No time like the present
WINDSOR – Albemarle Regional Health Services and the American Public Health Association are encouraging citizens to check their emergency preparedness this weekend.
“With Daylight Saving Time beginning this weekend, it is a perfect time to check smoke/carbon monoxide detectors and your disaster supply kit,” said Ashley Stoop, who serves as Preparedness Coordinator and Safety Officer with ARHS.
Daylight Saving Time is slated to begin at 2 a.m. Sunday . That annual occurrence is used by many to coincide with a time to take stock of emergency supplies.
“Be sure that you have at least a three-day supply of bottled water, non-perishable foods and essential medications set aside for each member of your family,” Stoop said. “Remember to include special supplies for children and pets.”
The APHA reminds everyone that emergencies can happen unexpectedly. Those include tornadoes, floods, storms, earthquakes and even disease outbreak. The disasters could result in the loss of electricity, refrigeration, clean tap water or phone service for days or weeks.
In some cases, including disease outbreak, citizens may be asked to stay at home to keep safe. That is why having an emergency preparedness stockpile is important.
The American Public Health Association encourages every American citizen to have a stockpile stored in their homes.
Food should not be anything that requires refrigeration and should not be high in salt.
In addition to the food and water, families should have a flashlight, a manual can opener, batteries and copies of important documents.
Depending on each family’s dynamics, there may also be a need for medical supplies, pet food, contact lens solution or diapers.
The group said if a family cannot afford to buy the stockpile all at once, it is suggested that items be picked up two or three at a time during visits to the grocery store.

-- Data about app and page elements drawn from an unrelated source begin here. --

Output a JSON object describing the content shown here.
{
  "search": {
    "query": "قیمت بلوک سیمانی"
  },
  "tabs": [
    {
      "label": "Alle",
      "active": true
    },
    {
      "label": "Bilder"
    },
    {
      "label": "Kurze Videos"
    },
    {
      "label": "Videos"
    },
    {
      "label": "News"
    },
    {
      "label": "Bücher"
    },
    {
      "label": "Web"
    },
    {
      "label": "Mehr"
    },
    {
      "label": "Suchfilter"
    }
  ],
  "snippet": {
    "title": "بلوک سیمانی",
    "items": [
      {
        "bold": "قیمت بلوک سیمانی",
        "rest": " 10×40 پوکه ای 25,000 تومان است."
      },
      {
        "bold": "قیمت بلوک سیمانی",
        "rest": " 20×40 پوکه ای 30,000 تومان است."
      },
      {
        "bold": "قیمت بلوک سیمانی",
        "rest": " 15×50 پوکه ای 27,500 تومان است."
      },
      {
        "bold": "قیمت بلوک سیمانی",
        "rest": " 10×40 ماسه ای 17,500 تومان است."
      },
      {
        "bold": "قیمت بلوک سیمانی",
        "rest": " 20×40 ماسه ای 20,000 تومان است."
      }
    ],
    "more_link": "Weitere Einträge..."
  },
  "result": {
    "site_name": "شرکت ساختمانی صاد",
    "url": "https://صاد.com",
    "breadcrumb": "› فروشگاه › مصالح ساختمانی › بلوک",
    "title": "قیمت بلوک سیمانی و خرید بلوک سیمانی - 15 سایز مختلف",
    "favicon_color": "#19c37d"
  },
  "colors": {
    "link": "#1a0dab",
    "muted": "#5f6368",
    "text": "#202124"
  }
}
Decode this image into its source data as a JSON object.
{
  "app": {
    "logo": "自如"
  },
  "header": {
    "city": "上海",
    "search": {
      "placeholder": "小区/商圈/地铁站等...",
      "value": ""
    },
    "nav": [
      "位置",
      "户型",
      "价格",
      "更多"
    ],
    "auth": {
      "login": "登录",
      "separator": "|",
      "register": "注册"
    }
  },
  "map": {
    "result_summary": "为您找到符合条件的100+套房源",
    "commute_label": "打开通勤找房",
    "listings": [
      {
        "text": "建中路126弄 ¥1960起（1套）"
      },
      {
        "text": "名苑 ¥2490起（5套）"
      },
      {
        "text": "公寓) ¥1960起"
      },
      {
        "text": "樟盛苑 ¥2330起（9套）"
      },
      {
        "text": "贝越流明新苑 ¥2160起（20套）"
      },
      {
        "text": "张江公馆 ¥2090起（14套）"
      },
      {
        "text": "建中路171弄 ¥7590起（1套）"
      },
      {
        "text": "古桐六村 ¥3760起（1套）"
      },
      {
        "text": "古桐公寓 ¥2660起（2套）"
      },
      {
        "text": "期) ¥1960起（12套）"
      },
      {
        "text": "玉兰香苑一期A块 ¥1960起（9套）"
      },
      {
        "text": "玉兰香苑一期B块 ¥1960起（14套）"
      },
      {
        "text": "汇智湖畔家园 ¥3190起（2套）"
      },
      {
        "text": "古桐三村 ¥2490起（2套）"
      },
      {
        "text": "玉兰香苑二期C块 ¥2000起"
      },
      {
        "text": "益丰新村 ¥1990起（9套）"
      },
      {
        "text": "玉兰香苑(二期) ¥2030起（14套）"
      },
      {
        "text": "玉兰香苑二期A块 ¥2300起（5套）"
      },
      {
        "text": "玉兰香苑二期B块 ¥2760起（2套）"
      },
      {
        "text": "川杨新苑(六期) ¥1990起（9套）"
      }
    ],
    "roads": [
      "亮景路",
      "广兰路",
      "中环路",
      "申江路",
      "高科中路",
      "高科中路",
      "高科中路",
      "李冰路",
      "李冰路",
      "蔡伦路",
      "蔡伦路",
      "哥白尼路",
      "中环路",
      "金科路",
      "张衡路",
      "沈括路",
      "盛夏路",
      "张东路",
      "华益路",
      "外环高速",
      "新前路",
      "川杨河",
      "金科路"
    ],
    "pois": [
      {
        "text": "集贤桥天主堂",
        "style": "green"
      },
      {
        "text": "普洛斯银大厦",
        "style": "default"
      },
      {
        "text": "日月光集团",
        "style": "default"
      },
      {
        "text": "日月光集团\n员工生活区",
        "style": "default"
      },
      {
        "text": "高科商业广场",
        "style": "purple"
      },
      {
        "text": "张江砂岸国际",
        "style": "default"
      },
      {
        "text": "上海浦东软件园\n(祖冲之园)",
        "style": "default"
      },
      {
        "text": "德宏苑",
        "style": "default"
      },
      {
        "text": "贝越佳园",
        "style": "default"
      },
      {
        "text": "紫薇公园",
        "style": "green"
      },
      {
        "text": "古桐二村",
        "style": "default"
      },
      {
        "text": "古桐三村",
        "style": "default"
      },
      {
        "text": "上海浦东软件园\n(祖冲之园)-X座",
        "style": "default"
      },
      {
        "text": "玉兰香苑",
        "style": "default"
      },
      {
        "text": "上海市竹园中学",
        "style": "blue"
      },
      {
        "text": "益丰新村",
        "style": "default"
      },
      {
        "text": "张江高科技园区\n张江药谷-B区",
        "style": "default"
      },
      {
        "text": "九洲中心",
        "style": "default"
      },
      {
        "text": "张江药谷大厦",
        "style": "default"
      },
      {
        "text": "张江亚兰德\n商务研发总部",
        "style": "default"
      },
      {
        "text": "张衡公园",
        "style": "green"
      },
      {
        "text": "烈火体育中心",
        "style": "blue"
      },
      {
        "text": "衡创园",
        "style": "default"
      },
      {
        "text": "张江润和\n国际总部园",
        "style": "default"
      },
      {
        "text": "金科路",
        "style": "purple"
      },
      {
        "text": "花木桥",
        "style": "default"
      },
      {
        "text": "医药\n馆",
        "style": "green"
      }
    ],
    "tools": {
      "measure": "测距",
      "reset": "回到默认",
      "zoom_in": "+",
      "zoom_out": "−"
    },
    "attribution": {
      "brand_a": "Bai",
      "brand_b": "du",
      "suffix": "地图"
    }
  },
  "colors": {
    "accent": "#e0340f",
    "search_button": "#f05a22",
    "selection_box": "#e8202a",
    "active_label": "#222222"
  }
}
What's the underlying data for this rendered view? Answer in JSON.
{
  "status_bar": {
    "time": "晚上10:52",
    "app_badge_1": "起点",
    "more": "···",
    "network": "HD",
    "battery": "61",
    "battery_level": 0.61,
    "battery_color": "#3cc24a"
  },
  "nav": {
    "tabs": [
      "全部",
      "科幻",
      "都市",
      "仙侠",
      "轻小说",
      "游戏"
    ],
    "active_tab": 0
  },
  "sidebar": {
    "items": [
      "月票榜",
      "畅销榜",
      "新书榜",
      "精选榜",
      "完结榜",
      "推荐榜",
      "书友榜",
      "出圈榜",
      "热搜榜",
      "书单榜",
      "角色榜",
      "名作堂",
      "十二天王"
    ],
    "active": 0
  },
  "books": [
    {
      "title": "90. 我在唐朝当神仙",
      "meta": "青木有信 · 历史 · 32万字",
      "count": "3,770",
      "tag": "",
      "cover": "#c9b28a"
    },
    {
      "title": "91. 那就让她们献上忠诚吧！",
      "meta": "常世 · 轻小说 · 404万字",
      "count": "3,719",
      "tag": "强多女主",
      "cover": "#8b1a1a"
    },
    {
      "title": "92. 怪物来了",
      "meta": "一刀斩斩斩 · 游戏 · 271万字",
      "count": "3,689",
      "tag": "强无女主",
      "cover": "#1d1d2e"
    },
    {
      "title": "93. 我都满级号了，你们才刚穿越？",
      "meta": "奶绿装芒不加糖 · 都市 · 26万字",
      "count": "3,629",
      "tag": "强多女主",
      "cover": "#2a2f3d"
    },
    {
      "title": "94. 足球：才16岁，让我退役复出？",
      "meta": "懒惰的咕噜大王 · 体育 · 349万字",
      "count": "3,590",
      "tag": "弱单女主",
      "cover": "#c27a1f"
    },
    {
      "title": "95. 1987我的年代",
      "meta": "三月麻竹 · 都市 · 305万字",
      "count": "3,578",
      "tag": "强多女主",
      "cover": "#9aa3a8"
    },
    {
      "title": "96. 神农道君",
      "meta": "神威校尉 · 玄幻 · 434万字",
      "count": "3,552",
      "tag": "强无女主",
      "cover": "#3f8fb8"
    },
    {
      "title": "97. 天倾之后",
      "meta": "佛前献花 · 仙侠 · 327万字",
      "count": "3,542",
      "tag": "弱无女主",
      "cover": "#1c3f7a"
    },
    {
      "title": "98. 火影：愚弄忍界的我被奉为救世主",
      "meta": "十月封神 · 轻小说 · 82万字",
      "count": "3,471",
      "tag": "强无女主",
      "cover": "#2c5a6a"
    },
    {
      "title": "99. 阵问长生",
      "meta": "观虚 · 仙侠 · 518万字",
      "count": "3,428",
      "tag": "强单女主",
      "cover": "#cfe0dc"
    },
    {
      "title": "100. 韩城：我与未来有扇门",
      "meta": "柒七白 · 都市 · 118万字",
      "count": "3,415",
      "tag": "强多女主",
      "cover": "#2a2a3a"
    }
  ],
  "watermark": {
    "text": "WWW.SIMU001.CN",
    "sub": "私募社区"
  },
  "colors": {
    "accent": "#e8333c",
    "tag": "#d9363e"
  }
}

Canned vegetables and batteries can be bought when there is a sale.
They also suggest putting the stockpile in a place that it won’t be tempting to “borrow” from it when batteries die or a can of vegetables is needed.
The stockpile should be kept in a place it can be reached in an emergency. A cool, dark place is ideal. It should not be kept close to solvents, cleaners or other items that have fumes that could leak.
It is better to keep the supplies in a plastic bin or box that can be kept tightly closed to protect it from humidity or pests. It also makes it easier in case the family has to evacuate quickly.
While checking the stockpile it is also important to make sure it is rotated and refreshed. Twice a year is the recommended time, including now at the beginning of Daylight Saving Time.
It is also important to check dates on the stockpile items, including the bottled water.
“Our citizens are extremely resilient and, through teamwork and community support, have overcome great obstacles in the past year,” said Bertie Interim Emergency Management Coordinator Misty Deanes. “We have recently seen devastating storms throughout the United States. I strongly encourage all citizens to create a family disaster plan or to update their current plan. Preparedness is key.”